        (Like many kinds of stained glass that we no longer know how to make, because no one passed it on.)
        (...)
        this of course has the obvious effect of stunting the development and innovation cycle, because you can't use other people's ideas once they're actually available

        So how exactly could you use that stained glass technique? Oh right, it was never made available. If it had been patented, it must have been disclosed immediately, it'd be a monopoly on them for 20 years but people could understand what you did and start thinking of improvements or variations that wouldn't be covered.

        And there is really the biggest reason I don't think patents have much value anymore, who actually reads patents to learn something? Nobody, just lawyers and patent trolls. If there's no trade

    • Yet Submarine Patents..... are still legal.

      How are (new) submarine patents possible? AFAIU, a few years ago the USPTO came in to line with the rest (or at least most) of the world in that a patent application automatically becomes public 18 months after filing. Prior to that, (again AFAIU), it only became public when granted, and hence submariners would keep tweaking their application so it stayed in the exam process until a time that suited them.

    • by vawwyakr (1992390)
      I see the opposite here. This makes tax loopholes available to all. So it seems to me that more companies will be able to use them not less.
  • You can still patent all manner of ridiculous and stupid shit, but don't dare try to patent something that affects the US government's bottom line.
    • by hedwards (940851)

      People were filing the patents, but when was the last time anybody successfully used the patents in court?

  • by X10 (186866)

    "Tax Loopholes No Longer Patentable"

    OMG.

  • OMG, I wish there was a patent on making lame jokes (of the form: I wish there was a patent on XXX). Then assholes (like me) who make these pathetic attempts at humour would get sued into bankruptcy. I know there's no shortage of prior art (see any /. thread mentioning patents for last 10 years), but that never stopped anyone.

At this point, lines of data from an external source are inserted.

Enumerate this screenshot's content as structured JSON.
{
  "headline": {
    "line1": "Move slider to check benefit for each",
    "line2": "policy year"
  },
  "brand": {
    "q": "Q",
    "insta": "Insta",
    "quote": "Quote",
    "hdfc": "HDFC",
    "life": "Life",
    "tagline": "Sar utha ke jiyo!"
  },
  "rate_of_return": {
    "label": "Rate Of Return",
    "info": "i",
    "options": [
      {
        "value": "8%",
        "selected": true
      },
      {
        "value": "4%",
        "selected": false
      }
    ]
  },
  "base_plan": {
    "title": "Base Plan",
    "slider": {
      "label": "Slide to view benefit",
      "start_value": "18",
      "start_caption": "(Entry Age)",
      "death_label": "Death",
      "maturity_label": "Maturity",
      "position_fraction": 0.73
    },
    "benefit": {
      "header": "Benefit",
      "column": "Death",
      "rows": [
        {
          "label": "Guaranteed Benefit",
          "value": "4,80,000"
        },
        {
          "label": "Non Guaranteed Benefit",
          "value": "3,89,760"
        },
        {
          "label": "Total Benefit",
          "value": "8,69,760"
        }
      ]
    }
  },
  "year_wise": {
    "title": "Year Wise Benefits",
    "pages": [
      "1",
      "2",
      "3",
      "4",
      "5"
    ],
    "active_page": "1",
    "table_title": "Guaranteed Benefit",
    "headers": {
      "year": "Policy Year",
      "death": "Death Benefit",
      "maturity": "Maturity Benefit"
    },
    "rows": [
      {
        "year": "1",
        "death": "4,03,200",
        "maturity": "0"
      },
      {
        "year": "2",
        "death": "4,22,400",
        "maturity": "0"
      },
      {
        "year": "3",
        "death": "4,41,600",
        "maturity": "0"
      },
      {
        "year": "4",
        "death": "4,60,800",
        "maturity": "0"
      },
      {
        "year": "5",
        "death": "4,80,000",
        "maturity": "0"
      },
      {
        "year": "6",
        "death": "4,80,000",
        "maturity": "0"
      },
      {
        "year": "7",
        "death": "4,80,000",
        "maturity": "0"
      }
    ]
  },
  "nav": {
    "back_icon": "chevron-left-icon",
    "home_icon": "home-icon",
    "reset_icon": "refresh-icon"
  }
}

    • a patent limits the number of people able to use the loophole to those who buy a licence.
    • a patent gives the full details on how the loophole works making it much easer to write legislation to plug it.
  • Tax loophole patents are great!
    The problem isn't the patents, it's the fact that loopholes exist at all.
    At least patenting the loopholes makes sure the tax office knows what tricks are used, making it easier the close them.

    • by Rich0 (548339)

      Loopholes are simply the result of a lousy judicial system.

      The problem is that the law has become a game. Whether an action harms society is not important - only whether you can successfully argue that it isn't covered by the law.

      I know somebody who teaches ethics and he says that lawyers are the worst students. They'll come up with scenarios and ask for a "ruling" on whether it is ethical. Then they'll tweak some aspect of the scenario and repeat the question, with the goal of optimizing the scenario to

  • So when someone invents a cunning method to combine existing applications, that he may patent. But when someone else does exactly that and it is against the interest of the lawmakers, then the law gets quickly patched, but of course only to favour lawmakers.

    I sense a teeny weeny bit of opportunism at work here.

"A great many people think they are thinking when they are merely rearranging their prejudices." -- William James

Working...